North Cleveland Church of God senior pastor Mitch Maloney said Wednesday the church has agreed to sell the 38-year-old building to Lawler Wood Housing LLC for $2.65 million.
The eight-story building will continue as low-income housing for senior citizens.
“It’s government-assisted housing,” he said. “The people who are already there, their (rental) rates will not change, but there will be a new scale for people coming in ... the people who are already there, their rates are going to remain the same. We made sure we protected that. During the sale, we have tried to look out for the best interests of the residents.”
He said the company plans to spend an average of $25,000 per unit in renovations. The $2.5 million makeover will progress one floor at a time without displacing residents.
“They do it over a period of time. While the residents are out for the day — they said they would provide a place for the people — a field trip or something like that. At the end of the day, the resident comes back home and their apartment is clean,” he said.
The structure was built by the church and dedicated June 2, 1974, “to the glory of God as a ministry to the elderly” under the leadership of former North Cleveland Church of God Pastor T.L. Lowery. It was designed by architect Frank Gibson.
“I think back then, it was just over $1 million to build it,” he said.
North Cleveland Towers contains 106 efficiency, one-bedroom and two-bedroom units. The occupancy rate has remained high throughout the building’s history. It is well maintained and the operation received the highest rating given by HUD.
“It has been taken care of over the years,” he said.
Maloney said Carr Hagin, vice president of development for Lawler Wood Housing, approached him near the end of 2011 about the potential purchase.
“He called several times. We didn’t pursue them, they pursued us,” he said.

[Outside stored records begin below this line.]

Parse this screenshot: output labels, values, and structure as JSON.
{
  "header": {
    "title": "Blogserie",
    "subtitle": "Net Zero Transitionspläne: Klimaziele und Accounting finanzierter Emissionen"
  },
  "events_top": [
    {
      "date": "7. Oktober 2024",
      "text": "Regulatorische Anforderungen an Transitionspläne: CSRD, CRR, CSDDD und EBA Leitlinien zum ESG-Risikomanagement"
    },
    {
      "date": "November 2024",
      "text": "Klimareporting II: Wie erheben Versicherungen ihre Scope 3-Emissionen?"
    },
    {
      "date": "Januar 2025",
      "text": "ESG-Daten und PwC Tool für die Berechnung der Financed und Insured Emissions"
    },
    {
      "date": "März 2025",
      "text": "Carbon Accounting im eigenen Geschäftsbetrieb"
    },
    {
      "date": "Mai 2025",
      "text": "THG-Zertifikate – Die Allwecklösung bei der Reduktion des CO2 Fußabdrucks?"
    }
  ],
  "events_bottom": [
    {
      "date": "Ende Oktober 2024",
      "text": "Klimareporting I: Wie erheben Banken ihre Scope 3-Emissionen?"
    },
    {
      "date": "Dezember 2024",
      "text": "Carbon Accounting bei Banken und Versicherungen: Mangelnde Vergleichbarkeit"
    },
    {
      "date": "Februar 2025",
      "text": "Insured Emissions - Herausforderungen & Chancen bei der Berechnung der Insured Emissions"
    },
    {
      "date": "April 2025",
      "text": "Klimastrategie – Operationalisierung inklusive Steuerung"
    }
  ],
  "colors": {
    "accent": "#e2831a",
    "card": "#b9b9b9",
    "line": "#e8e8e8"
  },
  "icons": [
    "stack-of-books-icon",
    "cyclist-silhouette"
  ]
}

The church considered refinancing approximately $100,000 owed on the building about four years ago, but ran into roadblocks due to HUD regulations and couldn’t get it done. The remaining debt will be paid from the proceeds, but either way, the 40-year mortgage would have been paid off in a couple of years.
“They (HUD) said basically, it wasn’t the right time to do anything,” the pastor said. “About two years later, a window opened up and that’s the reason Mr. Hagin called and requested a meeting.”
Hagin returned about three weeks later with an offer that indicated the company was serious. The church shopped the complex to other companies that own and manage similar facilities. Though several of the companies responded, none of the others made offers. Two companies offered to market the building, but suggested amounts less than the offer from Lawler Wood.
The due diligence period took 15 months, including all of 2012 because the sale had to be approved by the church, HUD and the Office of the Tennessee Attorney General.
“There were things we were concerned about. Number one, we looked at it as a ministry all these years. As part of the negotiating process, we asked for the continued right to do ministry,” he said. “We wanted to make sure if we did sell to someone else that we had the right to maintain the right and privilege to continue to offer ministry services and care ministries.”
Church members H. Bernard Dixon has chaired the board of North Cleveland Towers Inc., since its inception and J. Wayne Walston has been the rental agent the past 25 years. He said the board has paid close attention to the building over the years.
“He (Dixon) and the whole board deserve to be commended for their service and ministry there,” he said.